> _Information given_
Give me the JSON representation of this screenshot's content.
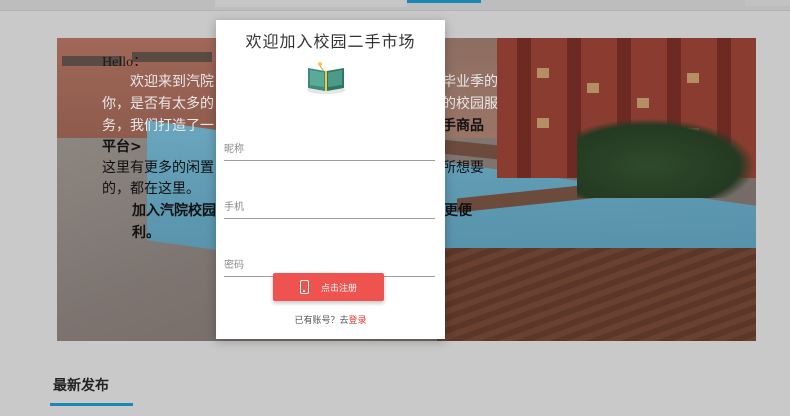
{
  "hero": {
    "hello": "Hello：",
    "p1_start": "欢迎来到汽院",
    "p1_end": "毕业季的",
    "line2_start": "你，是否有太多的",
    "line2_end": "的校园服",
    "line3_start": "务，我们打造了一",
    "line3_end": "手商品",
    "line4": "平台>",
    "p2_a": "这里有更多的闲置",
    "p2_a_end": "所想要",
    "p2_b": "的，都在这里。",
    "p3_a": "加入汽院校园",
    "p3_a_end": "立更便",
    "p3_b": "利。"
  },
  "latest": {
    "title": "最新发布"
  },
  "modal": {
    "title": "欢迎加入校园二手市场",
    "book_icon": "book-icon",
    "fields": {
      "nickname_placeholder": "昵称",
      "phone_placeholder": "手机",
      "password_placeholder": "密码"
    },
    "register_label": "点击注册",
    "register_icon": "phone-icon",
    "login_prompt": "已有账号？去",
    "login_link": "登录"
  },
  "colors": {
    "accent": "#1a88b5",
    "register": "#ef5350",
    "login_link": "#e53935"
  }
}
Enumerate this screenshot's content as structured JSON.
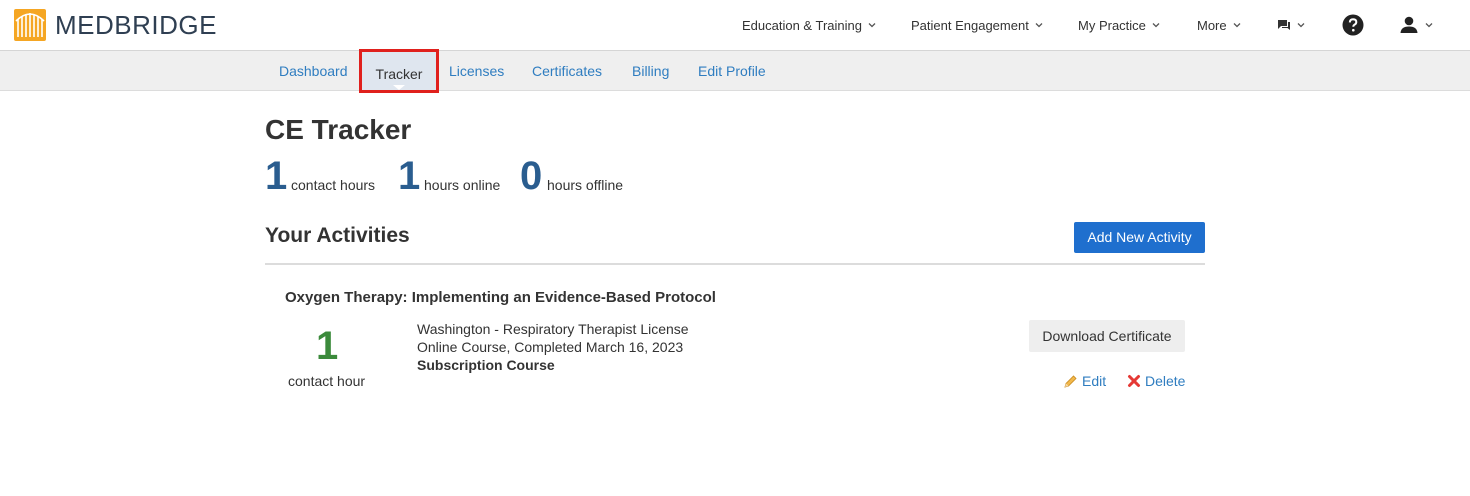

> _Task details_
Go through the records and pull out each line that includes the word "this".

> _Exercise response_
Give me the JSON representation of this screenshot's content.
Enumerate this screenshot's content as structured JSON.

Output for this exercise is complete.